Perhaps it was a trick to appeal to children, but a couple in British Columbia (no, not Florida) lost their bid to get their one-year-old daughter back in court. After she was removed from the home on the basis of an allegation that the home was not safe, the couple hired a stuffed animal to represent them in court. They insisted on only speaking to the animal in tongues. Unsurprisingly, their argument to regain custody of their children was not successful.
And while a stuffed lion is obviously not the way to go, I can’t help but think of the short-lived but near-perfect television series Wonderfalls, in which listening to the advice of a toy lion turned out to be a really smart idea. So, you know, maybe they’re not that far off base.
Final thought: did anyone report the stuffed lion to the Law Society of British Columbia for practicing law while not a member of the BC Bar?
An Illinois child, just thirteen years old, was facing a felony charge for eavesdropping. The whole incident started after the boy decided to record conversations with his principal, after he was called into the office for failing to report for his detentions. Now, I’ve heard of escalating youth misbehaviour, but skipping detention and going straight to a felony charge is a little absurd.

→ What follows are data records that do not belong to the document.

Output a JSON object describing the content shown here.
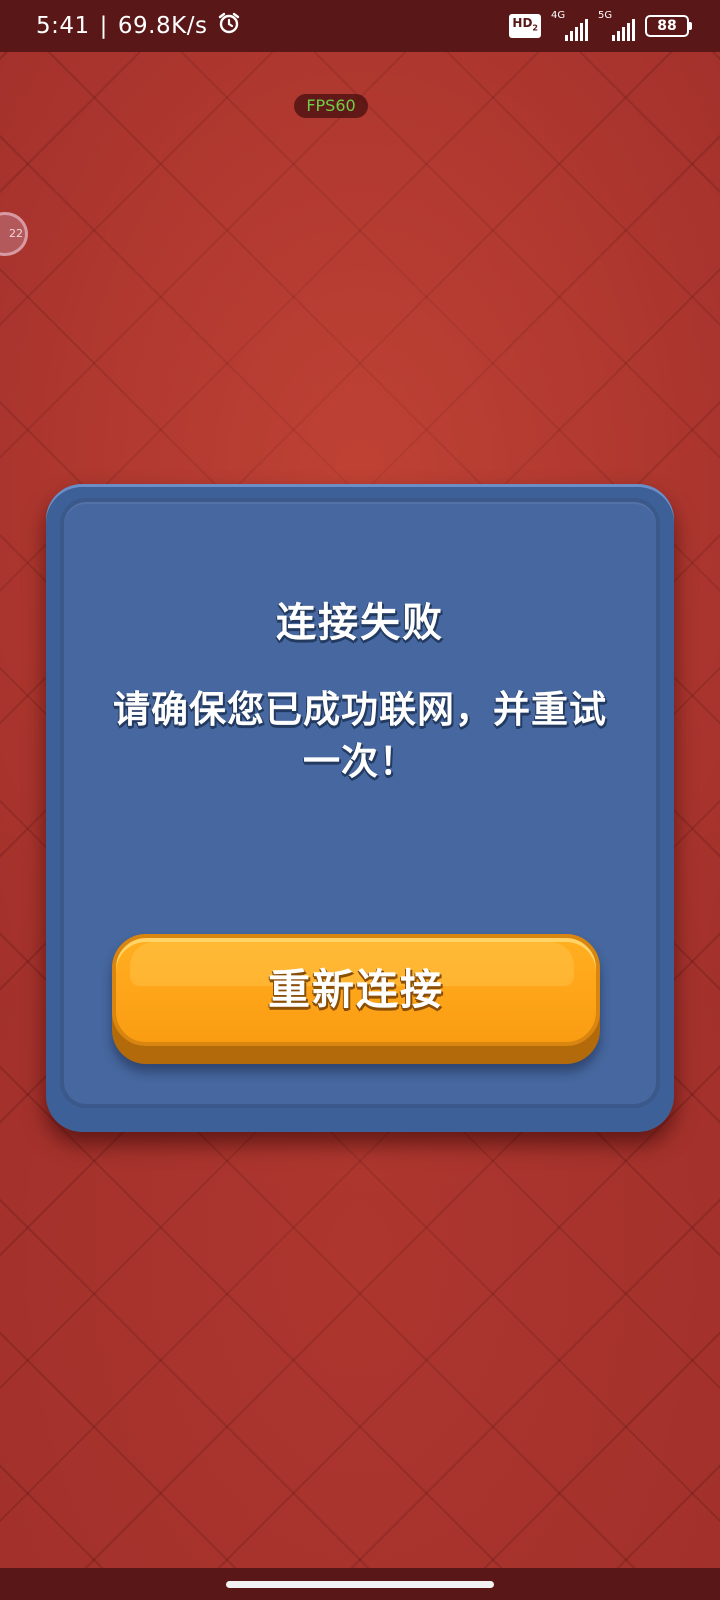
{
  "status_bar": {
    "time": "5:41",
    "separator": "|",
    "network_speed": "69.8K/s",
    "alarm_icon": "alarm-clock-icon",
    "hd_badge": "HD",
    "hd_sub": "2",
    "network_1": "4G",
    "network_2": "5G",
    "signal_icon": "cellular-signal-icon",
    "battery_level": "88",
    "battery_icon": "battery-icon"
  },
  "overlay": {
    "fps_label": "FPS60",
    "side_bubble_text": "22"
  },
  "dialog": {
    "title": "连接失败",
    "message": "请确保您已成功联网，并重试一次！",
    "button_label": "重新连接",
    "colors": {
      "panel": "#3e6099",
      "panel_inner": "#46679f",
      "button": "#ffa61a",
      "background": "#a2302b"
    }
  }
}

Apparently, in Illinois both parties to a recording need to consent. This is not the law in British Columbia, where only one party to a recording can provide consent for it being made. Think about that the next time you go on a racist rant on the bus. And because the boy did not get consent from his principal, he was technically in violation of the law. A stupid law, which civil liberty advocates have successfully challenged in similar circumstances. But not stupid enough for the great state of Illinois, which charged the boy and had him facing trial for a felony before a sensible prosecutor finally dropped the mess.
I wonder how much detention he’s going to be serving now that he won his case. Hopefully not too much. He’s been through a lot worse by now. Talk about an abuse of process.
As an impaired driving lawyer, I am often accused of getting my clients off on technicalities. And sometimes this is true. But also, sometimes technicalities are not very helpful. That’s where real legal skills come in. This week’s traditionally strange case from Florida features a man who tried to argue a technicality in his DUI case.
Earle Stevens thought he had come up with the best defence to his charge for drinking and driving. He was innocent. You see, Mr. Stevens was not drinking while driving, he was drinking then driving. You see the difference? Mr. Stevens argued that because he was only been drinking at stop signs and not while the vehicle was in motion he had not committed any offence. Remember what I said about real legal skills? Earle had about as much of those as he had success in his case: very little.
And let’s not forget: it’s still an offence in British Columbia to possess open liquor in a vehicle. Additionally, being in care and control, that is, not actually moving, is also an offence. So the Stevens defence won’t work in British Columbia either, I’m sorry to report.